Census data from 2016 revealed that of the nearly 6 million businesses employing Americans in the U.S., 99.7 percent were small to medium enterprises (SMEs). Many economies think that there is a secret to the U.S. success story–and granted, without the boost of American Chattel slavery the nation likely could not have advanced at such a rate. However, the key to its success today continues to be the strength of its medium and small enterprises (companies with 500 or less employees).
Many developing nations do not realize the full potential of small and medium enterprises because of the preoccupation with foreign investment, legacy businesses and government to government arrangements. Many developing nations that boast of larger economies, neglect to identify how that much of the wealth is not reaching the largest portion of its population. Without empowering small and medium businesses, developing economies cannot hope to reach the critical mass needed in employment, tax revenue and consumer spending necessary to power a thriving first-world economy.
Many developing nations fall into the trap of only doing business with other governments or large multinationals. This is fine for some infrastructure projects, but without engaging small and medium enterprises in other markets as investment and business partners for their local industries, it makes growth on the micro-level slow and cumbersome.

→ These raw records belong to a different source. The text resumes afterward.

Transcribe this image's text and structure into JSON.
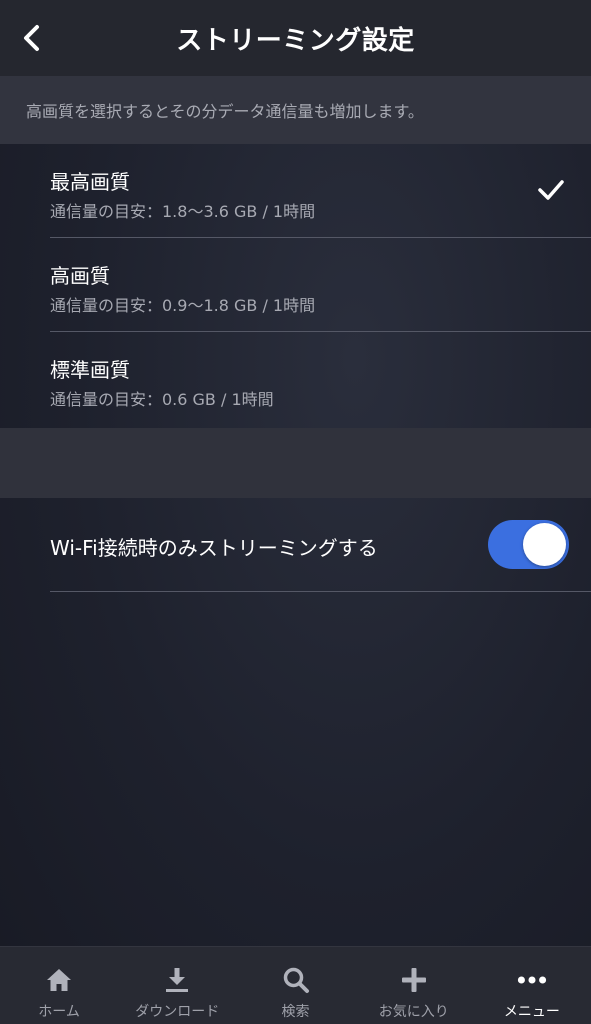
{
  "header": {
    "title": "ストリーミング設定",
    "back_icon": "chevron-left-icon"
  },
  "description": "高画質を選択するとその分データ通信量も増加します。",
  "quality_options": [
    {
      "title": "最高画質",
      "usage": "通信量の目安：1.8〜3.6 GB / 1時間",
      "selected": true
    },
    {
      "title": "高画質",
      "usage": "通信量の目安：0.9〜1.8 GB / 1時間",
      "selected": false
    },
    {
      "title": "標準画質",
      "usage": "通信量の目安：0.6 GB / 1時間",
      "selected": false
    }
  ],
  "wifi_only": {
    "label": "Wi-Fi接続時のみストリーミングする",
    "enabled": true,
    "toggle_color": "#3b6fe0"
  },
  "tabbar": {
    "items": [
      {
        "label": "ホーム",
        "icon": "home-icon",
        "active": false
      },
      {
        "label": "ダウンロード",
        "icon": "download-icon",
        "active": false
      },
      {
        "label": "検索",
        "icon": "search-icon",
        "active": false
      },
      {
        "label": "お気に入り",
        "icon": "plus-icon",
        "active": false
      },
      {
        "label": "メニュー",
        "icon": "more-dots-icon",
        "active": true
      }
    ]
  }
}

Are you a small business in a developing economy in Latin America, Africa or Asia and you’d like to share what your business does or your search for an international partner, connect with me on the contact page. Let’s change the power dynamic